Tamar Yehoshua: Developing software is really hard. I think the biggest things that are really hard in software is one, really getting in the mindset of your customer. You think you can do it, but you can’t, and you don’t. And we’re all too, especially when you’re designing a product that you use every day, you have a false sense of understanding what people have. So I’m maniacally focused on getting the product organization in front of customers.
I think that’s one reason people don’t really have empathy. And the other is you can’t use metrics for everything. So there is a subjective nature. Metrics should inform, but they can’t make decisions for you.
And people over-rely on metrics, and then they optimize for metrics. And then they say, “Well, if I don’t have the metric, how do I know it’s right?” And there’s a subjective nature to building software. There just is.

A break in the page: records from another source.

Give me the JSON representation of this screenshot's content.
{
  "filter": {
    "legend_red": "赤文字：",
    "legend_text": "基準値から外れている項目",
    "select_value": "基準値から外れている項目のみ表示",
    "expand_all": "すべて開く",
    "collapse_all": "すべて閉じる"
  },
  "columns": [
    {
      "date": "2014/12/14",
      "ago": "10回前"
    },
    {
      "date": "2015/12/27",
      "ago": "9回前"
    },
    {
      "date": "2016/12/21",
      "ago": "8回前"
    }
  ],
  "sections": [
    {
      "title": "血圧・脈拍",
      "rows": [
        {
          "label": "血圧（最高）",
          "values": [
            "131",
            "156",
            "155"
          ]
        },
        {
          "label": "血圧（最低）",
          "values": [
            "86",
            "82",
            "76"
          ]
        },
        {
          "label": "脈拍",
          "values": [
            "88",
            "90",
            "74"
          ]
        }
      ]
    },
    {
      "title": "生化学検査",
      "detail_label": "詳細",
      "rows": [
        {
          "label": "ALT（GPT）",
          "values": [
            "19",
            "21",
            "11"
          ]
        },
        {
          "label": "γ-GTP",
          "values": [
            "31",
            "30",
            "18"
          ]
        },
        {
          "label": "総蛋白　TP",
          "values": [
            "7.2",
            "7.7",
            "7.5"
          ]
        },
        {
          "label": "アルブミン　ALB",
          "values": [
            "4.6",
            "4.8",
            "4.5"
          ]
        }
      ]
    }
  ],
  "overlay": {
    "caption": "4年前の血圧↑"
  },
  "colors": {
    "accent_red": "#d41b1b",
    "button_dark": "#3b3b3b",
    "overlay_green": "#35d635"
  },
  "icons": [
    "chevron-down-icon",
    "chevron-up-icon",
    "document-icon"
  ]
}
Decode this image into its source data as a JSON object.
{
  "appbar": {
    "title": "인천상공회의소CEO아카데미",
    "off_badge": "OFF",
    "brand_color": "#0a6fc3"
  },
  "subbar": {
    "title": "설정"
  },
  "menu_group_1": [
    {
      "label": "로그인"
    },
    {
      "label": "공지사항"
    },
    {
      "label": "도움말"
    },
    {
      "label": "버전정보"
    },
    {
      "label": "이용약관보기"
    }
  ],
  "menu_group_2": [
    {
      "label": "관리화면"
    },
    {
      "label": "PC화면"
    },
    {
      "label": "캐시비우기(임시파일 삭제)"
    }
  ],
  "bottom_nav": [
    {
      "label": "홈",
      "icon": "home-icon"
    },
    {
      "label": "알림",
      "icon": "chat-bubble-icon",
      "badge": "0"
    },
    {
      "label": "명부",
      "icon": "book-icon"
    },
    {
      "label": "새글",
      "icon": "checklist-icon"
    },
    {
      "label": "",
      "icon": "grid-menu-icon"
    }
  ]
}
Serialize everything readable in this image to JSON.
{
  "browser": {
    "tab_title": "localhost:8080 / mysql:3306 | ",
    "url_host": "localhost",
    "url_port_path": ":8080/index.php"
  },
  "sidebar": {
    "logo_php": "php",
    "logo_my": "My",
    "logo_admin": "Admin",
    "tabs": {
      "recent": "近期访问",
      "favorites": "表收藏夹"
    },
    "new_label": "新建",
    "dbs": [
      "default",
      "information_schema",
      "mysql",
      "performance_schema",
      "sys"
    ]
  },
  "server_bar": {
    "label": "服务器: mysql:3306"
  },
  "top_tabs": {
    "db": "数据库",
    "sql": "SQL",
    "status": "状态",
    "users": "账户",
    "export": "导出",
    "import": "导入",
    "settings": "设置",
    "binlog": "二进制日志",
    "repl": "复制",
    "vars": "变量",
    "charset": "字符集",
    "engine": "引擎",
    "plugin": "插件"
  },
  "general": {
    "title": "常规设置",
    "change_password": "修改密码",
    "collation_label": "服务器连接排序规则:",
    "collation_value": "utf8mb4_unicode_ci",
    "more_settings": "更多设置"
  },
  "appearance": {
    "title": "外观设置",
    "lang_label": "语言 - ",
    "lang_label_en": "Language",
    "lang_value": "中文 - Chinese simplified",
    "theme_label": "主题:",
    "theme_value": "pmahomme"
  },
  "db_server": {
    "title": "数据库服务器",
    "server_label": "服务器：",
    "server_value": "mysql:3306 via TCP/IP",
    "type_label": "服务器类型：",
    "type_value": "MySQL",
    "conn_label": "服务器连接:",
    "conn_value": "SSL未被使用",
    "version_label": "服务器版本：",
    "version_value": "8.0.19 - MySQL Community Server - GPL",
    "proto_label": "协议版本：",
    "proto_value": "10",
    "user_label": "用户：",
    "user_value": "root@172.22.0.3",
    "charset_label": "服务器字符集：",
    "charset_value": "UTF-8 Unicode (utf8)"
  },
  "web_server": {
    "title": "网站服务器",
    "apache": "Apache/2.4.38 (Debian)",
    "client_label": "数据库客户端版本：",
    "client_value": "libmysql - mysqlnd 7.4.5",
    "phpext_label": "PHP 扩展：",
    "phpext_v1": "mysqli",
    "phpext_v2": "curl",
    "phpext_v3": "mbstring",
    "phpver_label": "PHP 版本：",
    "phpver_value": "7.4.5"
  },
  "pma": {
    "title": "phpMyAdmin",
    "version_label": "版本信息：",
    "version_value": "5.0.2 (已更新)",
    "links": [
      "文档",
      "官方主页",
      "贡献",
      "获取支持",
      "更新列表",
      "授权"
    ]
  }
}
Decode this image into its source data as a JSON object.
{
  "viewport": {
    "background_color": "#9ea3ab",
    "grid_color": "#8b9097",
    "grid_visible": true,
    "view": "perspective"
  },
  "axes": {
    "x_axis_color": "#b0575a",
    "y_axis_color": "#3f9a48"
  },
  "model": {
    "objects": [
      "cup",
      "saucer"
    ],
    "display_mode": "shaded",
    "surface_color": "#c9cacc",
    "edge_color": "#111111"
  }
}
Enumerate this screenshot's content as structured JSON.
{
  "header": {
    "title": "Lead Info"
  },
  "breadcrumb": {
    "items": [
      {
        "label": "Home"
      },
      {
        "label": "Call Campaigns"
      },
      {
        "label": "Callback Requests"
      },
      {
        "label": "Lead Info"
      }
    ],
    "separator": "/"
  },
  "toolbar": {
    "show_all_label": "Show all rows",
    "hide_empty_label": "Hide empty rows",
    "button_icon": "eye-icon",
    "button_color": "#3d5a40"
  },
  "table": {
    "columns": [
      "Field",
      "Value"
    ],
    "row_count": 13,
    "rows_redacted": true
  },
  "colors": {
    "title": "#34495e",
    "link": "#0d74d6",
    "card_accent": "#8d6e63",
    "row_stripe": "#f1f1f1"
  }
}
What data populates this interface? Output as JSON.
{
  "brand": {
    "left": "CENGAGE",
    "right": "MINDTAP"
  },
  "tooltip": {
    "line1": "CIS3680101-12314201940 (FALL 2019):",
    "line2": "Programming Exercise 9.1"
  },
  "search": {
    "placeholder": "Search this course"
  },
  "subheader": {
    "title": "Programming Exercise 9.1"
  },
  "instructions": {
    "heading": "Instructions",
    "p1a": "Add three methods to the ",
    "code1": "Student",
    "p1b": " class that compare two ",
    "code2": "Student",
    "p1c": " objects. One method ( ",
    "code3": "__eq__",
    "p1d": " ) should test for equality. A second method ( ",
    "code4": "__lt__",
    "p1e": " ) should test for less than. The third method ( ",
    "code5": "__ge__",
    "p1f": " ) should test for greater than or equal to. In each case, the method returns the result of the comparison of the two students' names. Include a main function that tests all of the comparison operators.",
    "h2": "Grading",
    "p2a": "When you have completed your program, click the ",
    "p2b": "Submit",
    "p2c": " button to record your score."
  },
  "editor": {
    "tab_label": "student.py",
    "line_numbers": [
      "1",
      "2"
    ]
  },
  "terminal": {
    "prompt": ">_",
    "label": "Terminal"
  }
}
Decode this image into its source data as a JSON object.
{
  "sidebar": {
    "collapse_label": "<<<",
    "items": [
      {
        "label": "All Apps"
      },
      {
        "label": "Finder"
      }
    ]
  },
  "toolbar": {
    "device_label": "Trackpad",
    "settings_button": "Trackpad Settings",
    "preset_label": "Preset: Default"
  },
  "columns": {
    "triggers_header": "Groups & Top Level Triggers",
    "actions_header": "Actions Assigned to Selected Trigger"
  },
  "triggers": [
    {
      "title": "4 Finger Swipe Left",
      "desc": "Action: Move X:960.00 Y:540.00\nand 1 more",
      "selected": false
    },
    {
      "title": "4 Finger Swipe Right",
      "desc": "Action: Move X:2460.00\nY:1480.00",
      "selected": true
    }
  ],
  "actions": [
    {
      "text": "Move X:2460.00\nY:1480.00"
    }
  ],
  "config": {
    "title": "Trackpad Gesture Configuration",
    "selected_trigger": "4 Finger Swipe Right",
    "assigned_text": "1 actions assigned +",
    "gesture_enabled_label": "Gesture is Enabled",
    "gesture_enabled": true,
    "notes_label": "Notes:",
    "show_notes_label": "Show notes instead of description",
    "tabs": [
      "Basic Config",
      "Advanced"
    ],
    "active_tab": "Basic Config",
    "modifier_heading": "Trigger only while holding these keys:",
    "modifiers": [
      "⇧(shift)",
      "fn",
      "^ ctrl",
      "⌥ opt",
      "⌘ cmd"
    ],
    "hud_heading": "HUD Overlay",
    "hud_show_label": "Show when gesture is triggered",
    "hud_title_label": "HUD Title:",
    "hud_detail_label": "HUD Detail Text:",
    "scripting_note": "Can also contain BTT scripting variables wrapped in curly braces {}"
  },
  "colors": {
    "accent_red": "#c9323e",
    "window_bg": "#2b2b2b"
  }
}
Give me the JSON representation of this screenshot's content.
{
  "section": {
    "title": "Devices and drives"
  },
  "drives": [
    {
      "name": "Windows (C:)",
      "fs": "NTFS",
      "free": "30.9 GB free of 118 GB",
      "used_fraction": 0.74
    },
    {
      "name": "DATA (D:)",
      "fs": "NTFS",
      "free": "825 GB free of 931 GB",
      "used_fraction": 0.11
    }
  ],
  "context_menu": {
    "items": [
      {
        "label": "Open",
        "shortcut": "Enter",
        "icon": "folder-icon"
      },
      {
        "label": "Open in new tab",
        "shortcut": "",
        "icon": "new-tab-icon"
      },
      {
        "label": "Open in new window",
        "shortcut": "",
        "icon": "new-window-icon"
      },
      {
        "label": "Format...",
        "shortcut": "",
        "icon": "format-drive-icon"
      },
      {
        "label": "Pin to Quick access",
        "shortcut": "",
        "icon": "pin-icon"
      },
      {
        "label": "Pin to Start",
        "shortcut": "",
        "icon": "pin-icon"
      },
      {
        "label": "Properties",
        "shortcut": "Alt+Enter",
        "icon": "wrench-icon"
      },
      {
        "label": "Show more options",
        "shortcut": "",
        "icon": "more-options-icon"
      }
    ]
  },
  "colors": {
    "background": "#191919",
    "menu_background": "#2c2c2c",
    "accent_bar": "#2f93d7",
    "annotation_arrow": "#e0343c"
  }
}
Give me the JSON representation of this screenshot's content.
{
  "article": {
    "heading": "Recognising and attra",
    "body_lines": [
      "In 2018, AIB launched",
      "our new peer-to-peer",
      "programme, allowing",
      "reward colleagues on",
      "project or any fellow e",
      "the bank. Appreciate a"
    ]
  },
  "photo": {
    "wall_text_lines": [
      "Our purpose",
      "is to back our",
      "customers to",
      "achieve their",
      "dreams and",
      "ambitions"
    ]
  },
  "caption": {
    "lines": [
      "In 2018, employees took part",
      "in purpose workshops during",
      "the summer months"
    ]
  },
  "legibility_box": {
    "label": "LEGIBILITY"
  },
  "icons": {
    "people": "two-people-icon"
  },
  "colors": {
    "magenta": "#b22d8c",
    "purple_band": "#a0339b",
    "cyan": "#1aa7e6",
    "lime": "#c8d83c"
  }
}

Quentin Clark: We’ve also seen instances where the metrics have been used as a way to protect organizations that actually ended up kind of doing the wrong thing. It’s like, well, this is the metric we’re after. And the reality is that the subjective work you’re talking about is actually the hard part, right? And what we want people to be more focused on.
Tamar Yehoshua: You have to measure it, and you have to know the impact, but I’ve done many large redesigns or small product improvements that have had negative metrics associated with it. Because well, we have to get to some point and we have to understand where we’re going. And you just have to have a sense of, you have to have a gut, and you have to believe, and you have to have product managers who have a gut sense of what they’re doing and don’t only rely on a metric. And it’s a very hard thing to teach an organization.
Equivalent to Magic
Steve Herrod: So we call this podcast Equivalent to Magic, partly to recognize and celebrate those magic moments that all of us in technology have had. I’m curious – what’s a moment in your career when this magic of technology really surfaced and became clear to you?
Tamar Yehoshua: I’m going to give one from Google and one from Slack. One of the roles that I had at Google was responsible for international search. And we did a big event on Google for India. And when I went there, Google does it every year now, but this was the first time we did it. And we had a whole group of executives, went to India, and did an immersion there of how Google is being used and the impact. And I had to go onstage and say, “Here’s what Google means for India.”
And going onstage and talking about what Google did for India was really eye-opening for me because I’m like wow. The impact the information has made is so vast. Having to collect that and talk about it was like this has made a difference for the world. And it was really meaningful for me.
And then at Slack, one of the things that we’ve learned in our user studies is users say about using Slack over using other products, is it’s a more human way of communicating. And I think that’s overlooked how important it is. We want to communicate with people at work in a more human way. And it was really brought home to me recently during everything that was going on between COVID and Black Lives Matter and dealing with sick relatives, all this stress.
One of our data analysts, the leads, put together an analysis of emoji usage at Slack the company and looked at how we used emojis over this time. And the emoji that spiked and shot up in usage during this time was the heart emoji. And she sent that out to the whole company and said, I can’t remember what the “x” was, but it was a huge spike in usage. And I really think it said something. It said something about Slack the product, Slack the company. And it just hit home to me that we had built a way of using technology in a more human way for connecting with other people.